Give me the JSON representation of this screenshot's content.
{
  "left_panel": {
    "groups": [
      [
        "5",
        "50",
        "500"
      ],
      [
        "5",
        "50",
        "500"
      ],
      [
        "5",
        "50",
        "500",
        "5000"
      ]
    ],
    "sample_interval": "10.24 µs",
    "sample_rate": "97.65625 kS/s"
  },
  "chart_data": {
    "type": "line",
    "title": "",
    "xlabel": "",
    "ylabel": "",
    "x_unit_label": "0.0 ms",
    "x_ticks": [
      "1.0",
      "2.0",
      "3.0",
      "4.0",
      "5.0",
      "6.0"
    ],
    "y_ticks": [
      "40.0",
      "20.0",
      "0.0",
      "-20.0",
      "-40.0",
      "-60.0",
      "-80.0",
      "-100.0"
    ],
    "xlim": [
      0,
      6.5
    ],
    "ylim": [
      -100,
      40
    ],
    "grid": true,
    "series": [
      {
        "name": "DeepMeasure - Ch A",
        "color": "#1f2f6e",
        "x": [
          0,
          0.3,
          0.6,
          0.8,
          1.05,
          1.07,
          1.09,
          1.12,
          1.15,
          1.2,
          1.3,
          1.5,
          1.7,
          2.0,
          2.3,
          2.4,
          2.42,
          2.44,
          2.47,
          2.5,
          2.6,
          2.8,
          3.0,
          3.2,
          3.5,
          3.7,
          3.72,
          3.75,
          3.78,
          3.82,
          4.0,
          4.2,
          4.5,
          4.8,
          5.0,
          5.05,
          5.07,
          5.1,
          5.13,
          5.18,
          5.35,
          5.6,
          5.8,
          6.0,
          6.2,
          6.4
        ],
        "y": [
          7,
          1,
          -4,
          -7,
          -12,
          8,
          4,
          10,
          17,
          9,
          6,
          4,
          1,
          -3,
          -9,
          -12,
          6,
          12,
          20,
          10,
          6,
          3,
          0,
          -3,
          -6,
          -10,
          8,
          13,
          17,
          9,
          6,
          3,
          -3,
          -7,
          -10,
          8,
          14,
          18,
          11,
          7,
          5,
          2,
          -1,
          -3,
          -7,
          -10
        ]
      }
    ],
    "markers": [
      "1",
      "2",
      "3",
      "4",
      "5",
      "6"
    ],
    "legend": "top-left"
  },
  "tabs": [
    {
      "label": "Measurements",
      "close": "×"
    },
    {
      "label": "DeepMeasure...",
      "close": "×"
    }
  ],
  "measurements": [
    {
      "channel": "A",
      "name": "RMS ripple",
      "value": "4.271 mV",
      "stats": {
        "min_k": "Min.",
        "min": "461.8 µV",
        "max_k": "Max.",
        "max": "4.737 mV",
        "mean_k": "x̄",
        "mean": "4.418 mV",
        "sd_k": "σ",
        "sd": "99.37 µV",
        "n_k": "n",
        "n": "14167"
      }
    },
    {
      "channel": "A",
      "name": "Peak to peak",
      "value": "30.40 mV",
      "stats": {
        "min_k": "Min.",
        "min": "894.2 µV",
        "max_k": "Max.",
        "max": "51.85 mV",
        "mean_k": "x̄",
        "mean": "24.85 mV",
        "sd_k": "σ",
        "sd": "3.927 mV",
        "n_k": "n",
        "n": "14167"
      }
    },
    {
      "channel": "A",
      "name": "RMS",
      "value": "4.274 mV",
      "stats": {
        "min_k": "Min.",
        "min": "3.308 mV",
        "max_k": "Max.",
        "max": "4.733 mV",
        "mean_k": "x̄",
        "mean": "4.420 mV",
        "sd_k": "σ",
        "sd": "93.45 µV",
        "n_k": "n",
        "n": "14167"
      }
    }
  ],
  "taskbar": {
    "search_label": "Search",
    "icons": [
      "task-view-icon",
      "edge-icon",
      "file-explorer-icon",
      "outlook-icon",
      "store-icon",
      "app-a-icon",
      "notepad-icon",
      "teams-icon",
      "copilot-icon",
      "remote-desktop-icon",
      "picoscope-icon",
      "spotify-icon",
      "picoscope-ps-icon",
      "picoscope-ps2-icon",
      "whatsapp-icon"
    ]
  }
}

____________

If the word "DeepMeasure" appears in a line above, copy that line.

▶ _SOLUTION FOR THIS TASK_:
        "name": "DeepMeasure - Ch A",
      "label": "DeepMeasure...",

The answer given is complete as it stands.